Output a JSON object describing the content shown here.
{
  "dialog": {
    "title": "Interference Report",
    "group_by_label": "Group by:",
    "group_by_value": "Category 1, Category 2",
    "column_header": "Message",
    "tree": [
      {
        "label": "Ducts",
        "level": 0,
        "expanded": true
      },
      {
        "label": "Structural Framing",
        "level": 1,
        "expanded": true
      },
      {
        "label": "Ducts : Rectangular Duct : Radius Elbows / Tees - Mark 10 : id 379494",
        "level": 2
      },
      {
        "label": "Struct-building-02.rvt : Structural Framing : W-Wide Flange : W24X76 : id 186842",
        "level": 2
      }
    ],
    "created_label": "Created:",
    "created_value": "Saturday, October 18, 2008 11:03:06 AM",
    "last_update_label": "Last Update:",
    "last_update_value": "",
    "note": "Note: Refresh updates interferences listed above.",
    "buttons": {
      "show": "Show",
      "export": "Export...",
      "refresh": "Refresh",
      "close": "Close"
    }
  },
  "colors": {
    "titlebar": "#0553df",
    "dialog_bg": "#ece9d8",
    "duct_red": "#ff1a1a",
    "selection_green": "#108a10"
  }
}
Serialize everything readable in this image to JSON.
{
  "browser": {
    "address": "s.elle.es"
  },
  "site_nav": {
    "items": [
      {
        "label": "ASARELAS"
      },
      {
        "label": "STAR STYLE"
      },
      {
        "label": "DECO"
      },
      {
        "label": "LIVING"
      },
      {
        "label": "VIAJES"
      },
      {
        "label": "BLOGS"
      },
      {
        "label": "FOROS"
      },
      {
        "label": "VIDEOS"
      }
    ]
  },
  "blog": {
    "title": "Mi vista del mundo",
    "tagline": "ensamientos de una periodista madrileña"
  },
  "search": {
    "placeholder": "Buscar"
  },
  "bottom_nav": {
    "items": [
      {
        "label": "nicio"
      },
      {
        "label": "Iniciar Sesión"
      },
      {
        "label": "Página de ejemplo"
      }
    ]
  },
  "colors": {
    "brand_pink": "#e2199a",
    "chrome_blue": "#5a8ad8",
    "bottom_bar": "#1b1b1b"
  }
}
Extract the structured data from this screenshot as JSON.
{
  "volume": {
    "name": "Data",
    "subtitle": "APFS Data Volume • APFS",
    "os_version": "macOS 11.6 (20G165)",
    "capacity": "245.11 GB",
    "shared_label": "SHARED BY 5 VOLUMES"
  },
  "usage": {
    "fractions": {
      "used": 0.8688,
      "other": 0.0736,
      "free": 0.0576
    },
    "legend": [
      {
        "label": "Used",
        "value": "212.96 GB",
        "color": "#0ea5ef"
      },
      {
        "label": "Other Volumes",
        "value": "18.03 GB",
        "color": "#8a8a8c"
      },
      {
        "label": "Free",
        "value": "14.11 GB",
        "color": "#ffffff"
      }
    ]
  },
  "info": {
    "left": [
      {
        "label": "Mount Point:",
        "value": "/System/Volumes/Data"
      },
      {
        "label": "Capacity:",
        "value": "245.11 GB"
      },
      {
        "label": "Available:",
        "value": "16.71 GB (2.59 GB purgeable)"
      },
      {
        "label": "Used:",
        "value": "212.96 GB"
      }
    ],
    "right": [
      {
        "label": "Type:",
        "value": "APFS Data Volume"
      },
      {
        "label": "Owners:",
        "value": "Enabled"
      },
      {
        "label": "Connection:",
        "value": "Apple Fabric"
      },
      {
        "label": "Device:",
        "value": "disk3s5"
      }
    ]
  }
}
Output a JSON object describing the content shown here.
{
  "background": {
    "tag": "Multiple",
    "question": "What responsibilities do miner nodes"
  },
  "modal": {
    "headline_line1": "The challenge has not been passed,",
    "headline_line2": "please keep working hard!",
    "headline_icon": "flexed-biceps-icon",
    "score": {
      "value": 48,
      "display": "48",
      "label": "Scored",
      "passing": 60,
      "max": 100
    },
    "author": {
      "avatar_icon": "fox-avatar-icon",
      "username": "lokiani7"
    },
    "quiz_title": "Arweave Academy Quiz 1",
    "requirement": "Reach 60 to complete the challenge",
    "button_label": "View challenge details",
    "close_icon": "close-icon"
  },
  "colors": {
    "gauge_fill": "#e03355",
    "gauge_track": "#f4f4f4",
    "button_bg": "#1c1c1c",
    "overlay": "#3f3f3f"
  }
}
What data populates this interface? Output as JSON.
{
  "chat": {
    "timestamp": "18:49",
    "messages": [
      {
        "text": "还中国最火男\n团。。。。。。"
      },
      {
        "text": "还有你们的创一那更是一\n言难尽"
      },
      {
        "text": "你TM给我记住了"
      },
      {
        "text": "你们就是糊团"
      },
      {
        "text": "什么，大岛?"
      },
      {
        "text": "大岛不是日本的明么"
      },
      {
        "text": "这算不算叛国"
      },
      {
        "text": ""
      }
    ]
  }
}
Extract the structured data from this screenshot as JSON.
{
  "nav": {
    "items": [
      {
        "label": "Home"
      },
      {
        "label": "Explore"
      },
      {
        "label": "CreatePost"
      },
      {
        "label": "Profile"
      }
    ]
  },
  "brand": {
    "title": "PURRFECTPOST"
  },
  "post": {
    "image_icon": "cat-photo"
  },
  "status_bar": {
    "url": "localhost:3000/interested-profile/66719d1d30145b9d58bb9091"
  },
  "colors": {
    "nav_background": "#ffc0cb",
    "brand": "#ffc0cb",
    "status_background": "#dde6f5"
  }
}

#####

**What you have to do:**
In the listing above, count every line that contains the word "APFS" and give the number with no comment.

**Solution to this task:**
2